They signed up for an entrepreneurship program, yet they got so much more.
Twenty-five-year-old Iliyana Mircheva has always had a passion for working with startups. Her dream is to have her own business consulting early-stage entrepreneurs.
Bhushan Trivedi, 32, is a social entrepreneur from India who wants to help revitalize villages in Bulgaria by supporting small farms. He is working on a social startup called Gordost Na Fermera (Farmer’s Pride).
Yana Perperieva, 28, already has a business of her own, a private school offering Chinese language classes, that she wants to develop.
At 26, Radimir Krustev holds a senior managerial position at a Bulgarian construction company and deals with clients all around Europe. He has several business ideas that he would like to test out.
The four met at ABLE Activator, an entrepreneurship program that helps university students and young professionals develop an entrepreneurial mindset and the skills needed to start a business. It does so over seven weeks of intensive lectures, workshops, and group work all conducted in English. Program participants work with successful innovators, entrepreneurs, and business leaders to learn about idea generation, market research, product development, and sales. In teams of up to five, they develop a business idea, which they have to present at the end of the program.
Successful completion of ABLE Activator earns participants membership in the Association of Business Leaders and Entrepreneurs, an organization founded by graduates of the Bulgarian Young Leaders Program, which ran from 2009 to 2016 with support from the America for Bulgaria Foundation. Today, the ABLE community numbers more than 250 professionals from an array of fields whose mission is to develop an active civil society, inspire leadership, and spread an entrepreneurial culture in Bulgaria. Activator is one of the association’s many activities in support of private sector development through innovation and entrepreneurship.

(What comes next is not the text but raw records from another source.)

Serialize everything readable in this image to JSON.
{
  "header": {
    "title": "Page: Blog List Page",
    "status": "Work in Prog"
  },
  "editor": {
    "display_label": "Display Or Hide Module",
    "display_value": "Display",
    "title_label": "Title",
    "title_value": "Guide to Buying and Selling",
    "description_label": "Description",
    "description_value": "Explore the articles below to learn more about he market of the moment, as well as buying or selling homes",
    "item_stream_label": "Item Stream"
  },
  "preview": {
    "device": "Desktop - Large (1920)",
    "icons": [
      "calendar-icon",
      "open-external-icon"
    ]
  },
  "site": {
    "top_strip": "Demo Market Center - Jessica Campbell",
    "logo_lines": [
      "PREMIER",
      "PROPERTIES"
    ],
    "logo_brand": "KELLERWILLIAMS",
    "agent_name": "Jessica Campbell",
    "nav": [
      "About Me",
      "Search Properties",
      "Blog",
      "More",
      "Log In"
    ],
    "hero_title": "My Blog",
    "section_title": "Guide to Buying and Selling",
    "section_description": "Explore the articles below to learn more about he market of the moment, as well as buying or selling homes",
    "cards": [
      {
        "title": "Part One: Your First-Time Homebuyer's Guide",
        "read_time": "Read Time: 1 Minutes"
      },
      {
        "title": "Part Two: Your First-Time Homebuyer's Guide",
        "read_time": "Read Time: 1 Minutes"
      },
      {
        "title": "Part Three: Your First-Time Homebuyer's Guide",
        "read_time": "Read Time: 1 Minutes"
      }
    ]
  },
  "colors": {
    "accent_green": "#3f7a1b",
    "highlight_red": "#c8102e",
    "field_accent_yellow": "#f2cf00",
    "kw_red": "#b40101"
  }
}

The program goes a step further than entrepreneurship training, however. Through carefully selected activities, it fosters a community spirit among participants. It puts them in situations that require creative problem-solving and initiative but also reliance on others. Because if you want to go through something as challenging as starting and running a business, you had better be ready to trust others enough to carry out your vision.
The very first weekend took participants to a remote location where they were put through multiple obstacle courses and fun adventures. The goal was to create a team out of the thirty very different individuals selected to participate in the program. Their only common ground initially was a desire to challenge themselves and, in doing so, do something for their country. Tellingly, more than a third of Activator participants this year have lived abroad and made a conscious decision to come back, with one of them returning especially to join the program. A number of last year’s participants came out to help with Activator 2020, solidifying the community feeling.
Ivan Sharlandzhiev, ABLE board member and the program’s principal designer, explains the rationale behind starting an entrepreneurship program with a game and adventure course thus: “The role-playing games and simulations we prepared make people more self-aware of their leadership qualities. We want them to get to know each other well but also learn about themselves. This will improve their emotional intelligence and teamwork skills.”
As participants advance through the workshops in the weeks ahead, Activator will be a safe space for debating important questions, testing ideas, and making mistakes without fear of failure or ridicule. The program will also challenge participants’ endurance—program weekends include back-to-back lectures and activities throughout the day—and their preconceived notions of what it means to innovate. On Demo Day, on April 15, the different teams will have a chance to present their business plans in front of a jury and compete for the program’s Best Business Plan award.
It isn’t just about competing though. “By being surrounded by people who are leaders, I learned that I can trust others, support others in what they do,” Iliyana says. This doesn’t make you less of a leader—it makes you a better leader, she thinks. The program is already providing insights into her own leadership style and has driven an important point home: different situations require different leadership approaches.
Activator is allowing Yana to confront her vulnerabilities and gain the confidence necessary to develop her existing business. She says she is astounded by how the program managed to turn thirty people who didn’t know each other into a united team over a single weekend. Bhushan shares the sentiment: “Everything about the first weekend was incredibly enriching. It taught me many things, one of which was self-awareness.”
“I learned that I am not alone. The boundaries of what we can achieve are the people who work alongside us,” Radimir says. “The only problem with Activator is that I cannot work with everyone I want to work with. But I don’t think our connection will end when the program is over.”
In deciding to support Activator, ABF recognized the community-building aspect of the program in addition to its merits as an entrepreneurship crash course. As ABF President and CEO Nancy Schiller said at ABLE Activator’s opening, the Foundation is in the business of “building communities around the country to make sure Bulgaria grows as a prosperous democratic society. The ABLE community is a wonderful example of the potential of young Bulgarians and their capacity for positive change.”
Whether Bhushan, Yana, Iliyana, and Radimir end up on each other’s team or on competing teams is irrelevant. They already belong to the larger team of enterprising young people practicing values like sportsmanship, fair play, and reciprocity—and working for the betterment of Bulgaria.